Airlie Beach, Australia
Onwards from Cairns we embarked upon what turned out to be a 2110km journey all the way to Brimbo. For a stretch of 2.5 hours to Mission Beach we discovered many things. For miles there are roads with no cars, train lines but no trains and there are many kangaroo signs but zero kangaroos. Well, on the latter point I do sway from the truth a little, there were dead ones on the road. In fact, we managed to cross almost 75% through our journey until we saw a kangaroo that was neither squashed nor packaged in a supermarket. Petrol prices are a little odd in Australia; don’t get me wrong, they’re cheap, but rapidly differ in cost. Think of it as playing roulette on a 400km road stretch; you’re running close to empty but attempting to find that odd village gemstone of a petrol station that offers you 10 cent cheaper than the one in the other odd village petrol station that senses your desperation. Roads are long and tedious but as a visitor you can’t but admire the landscape and that alone keeps you perked for the drive ahead. On route we stopped off at the quiet little town of Airlie Beach, a hotspot for the famous ‘Whitsundays’. Needless to say, we booked our tour but went for something a little bit different. Imagine a lifeboat capable of taking a crowd of 40 plus crew doing speeds of a Ferrari in an ocean full of waves. Despite its warily yet intriguing appeal, we embarked and had a great time. The Whitsundays are a special place, in specific Whitehaven Beach. As we stepped onto the sand, it was like imprinting your foot on a talcum like powder so fine it covers your feet like a coat of paint, so fine that it crunches like snow as you walk; trust me when I say it was all worth it just for that moment. As a bonus, we saw incredible crystal clear paradise waters, large green sea turtles and the ever present Pacific predator, the shark. On this occasion it was just a Lemon Shark (I know putting just in the sentence doesn’t really make sense) but these ‘tame’ sharks seemed to be more scared of the adolescent teens running around it trying to box it in. On our lunch break we heard a message come over on the Walkie Talkie, “Tiger Shark, 40 metres from your boat”. First instinct is, let’s get out of here; an Australians instinct, go out and swim towards it. Armed with nothing but a Go Pro camera, one of our crew members rushed out while other crew members directed him TOWARDS the shark to ‘get a picture’. I don’t think you ever realise how crazy these people are until you’ve actually seen one come back aboard and be genuinely disappointed they haven’t come face to face with a shark.
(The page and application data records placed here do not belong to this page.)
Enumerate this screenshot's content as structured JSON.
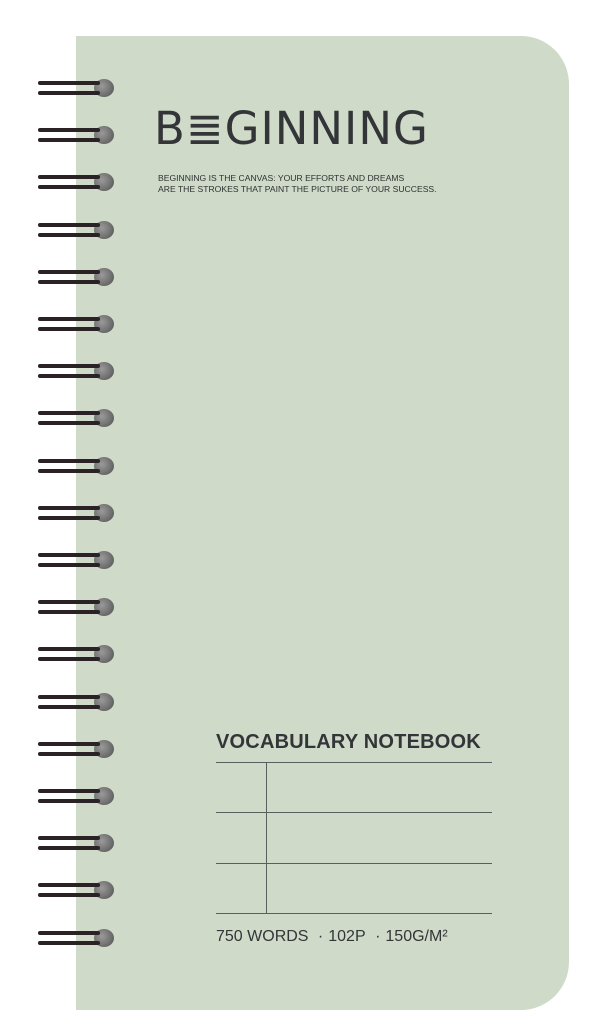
{
  "cover": {
    "background_color": "#cfdac8",
    "brand": "B≣GINNING",
    "tagline_lines": [
      "BEGINNING IS THE CANVAS: YOUR EFFORTS AND DREAMS",
      "ARE THE STROKES THAT PAINT THE PICTURE OF YOUR SUCCESS."
    ],
    "vocab_title": "VOCABULARY NOTEBOOK",
    "specs": {
      "words": "750 WORDS",
      "sep1": "·",
      "pages": "102P",
      "sep2": "·",
      "weight": "150G/M²"
    }
  },
  "spiral": {
    "coil_count": 19,
    "wire_color": "#2a2224",
    "icon": "spiral-binding-icon"
  }
}
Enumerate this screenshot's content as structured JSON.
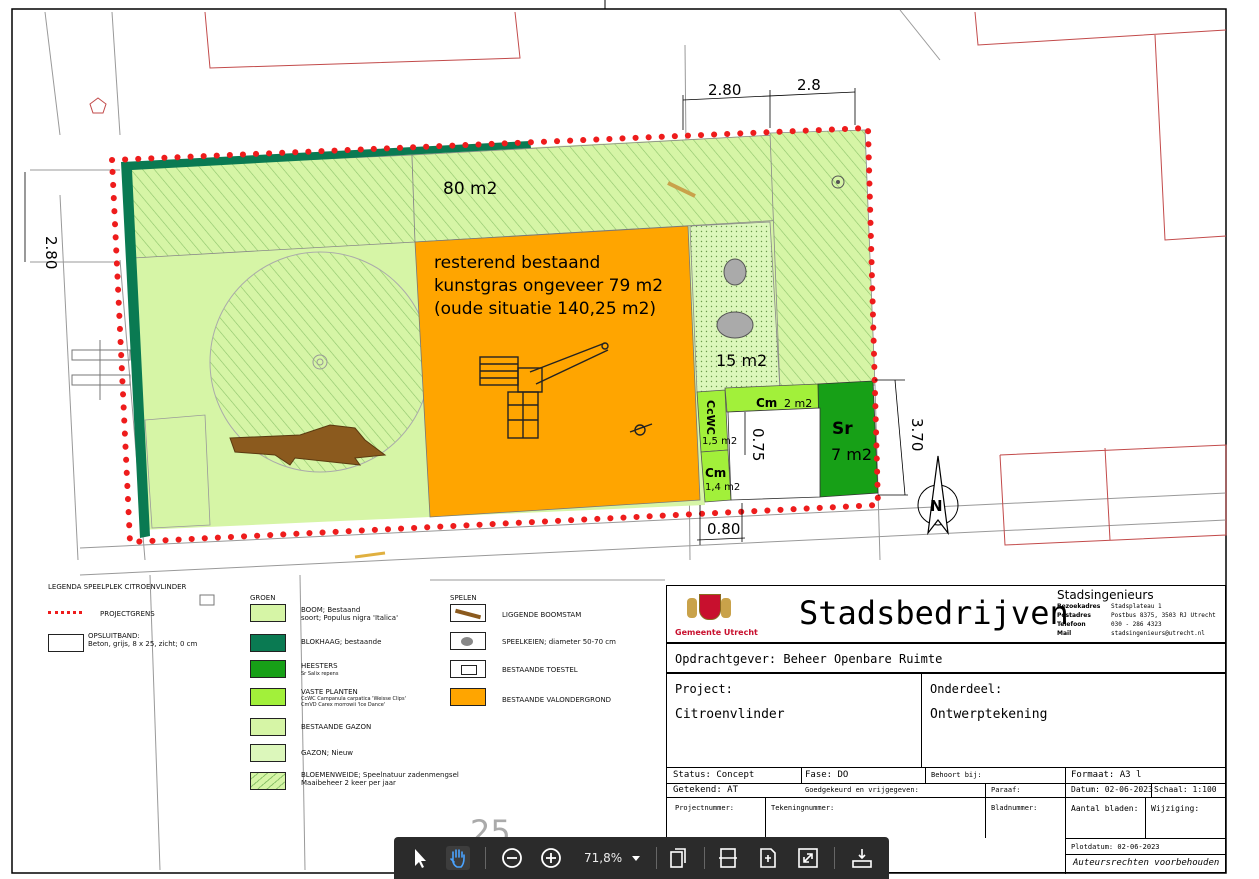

Just before coming back we had a little stop on the beach and dived out of the boat with our snorkelling gear, unknowingly that within 5 minutes we would be swimming Nemo and a Green Turtle. As if the day couldn’t be as complete as it was, we still couldn’t help thinking, “where were the Dolphins?”. Our onward journey would take us out of Airlie Beach and with our complete and bizarre consent, a 10 hour one day, no sleep journey to Bundaberg.